Thursday, October 20, 2011

Initial Spread of HIV Strongly Accelerated and Influenced by Non-Sexual Routes of Transmission

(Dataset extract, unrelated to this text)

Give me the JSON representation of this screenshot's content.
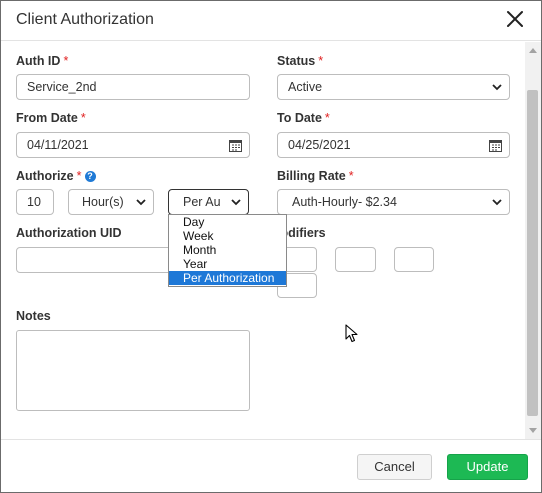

The New York Times reports on a newly released book, The Origin of Aids by Dr. Jacques Pepín that investigates the initial outbreaks of HIV and tries to explain how different strains of the virus broke out of a localized state and became global while others remain endemic to certain regions. Using a back of the envelope calculation, at least how the article explains it, Dr. Pepín found fault with the idea that after an initial species cross-over of SIV from chimpanzees into humans, the disease spread primarily through sexual transmission. According to the article, this wouldn't have allowed for the explosion in cases and the unique nature of certain strains. Instead, Pepín theorizes, with medical records of patients treated for various tropical diseases to back his claims, that aggressive efforts by colonial doctors to treat diseases with injections of antibiotics, coupled with contamination of plasma and blood banks, played a significant role in creating a large enough population of infected people in Africa to create a sustained reservoir.
These “amplifiers” inadvertently allowed the virus to become the pandemic that it is today, and Pepin argues that evidence for their strong role in HIV's spread can be seen in the geographic diversity of current strains. For instance HIV M subgroup B, which is an obscure strain in central Africa, is endemic to Haiti and much of the Western Hemisphere. Pepín argues that the likely number of infected Haitians returning from the Congo, the cradle of the disease, could not have sustained the virus on their own, but instead that a plasma bank notorious for poor practices amplified the virus, creating a foothold for the epidemic seen today.
Though cliché, it's true that hindsight is 20/20 and there's a certain degree of irony that in trying to save patient's lives, doctors may have accidentally created the HIV pandemic. Whether or not this is how it actually happened, this possibility should serve as a warning for the future and a cautionary story of how quickly human factors can exponentially increase a virus' threat to global health.

New York Times Article:
" Chimp to Human to History Books- The Circuitous Path of AIDS"

-Zachary Herrera

No comments: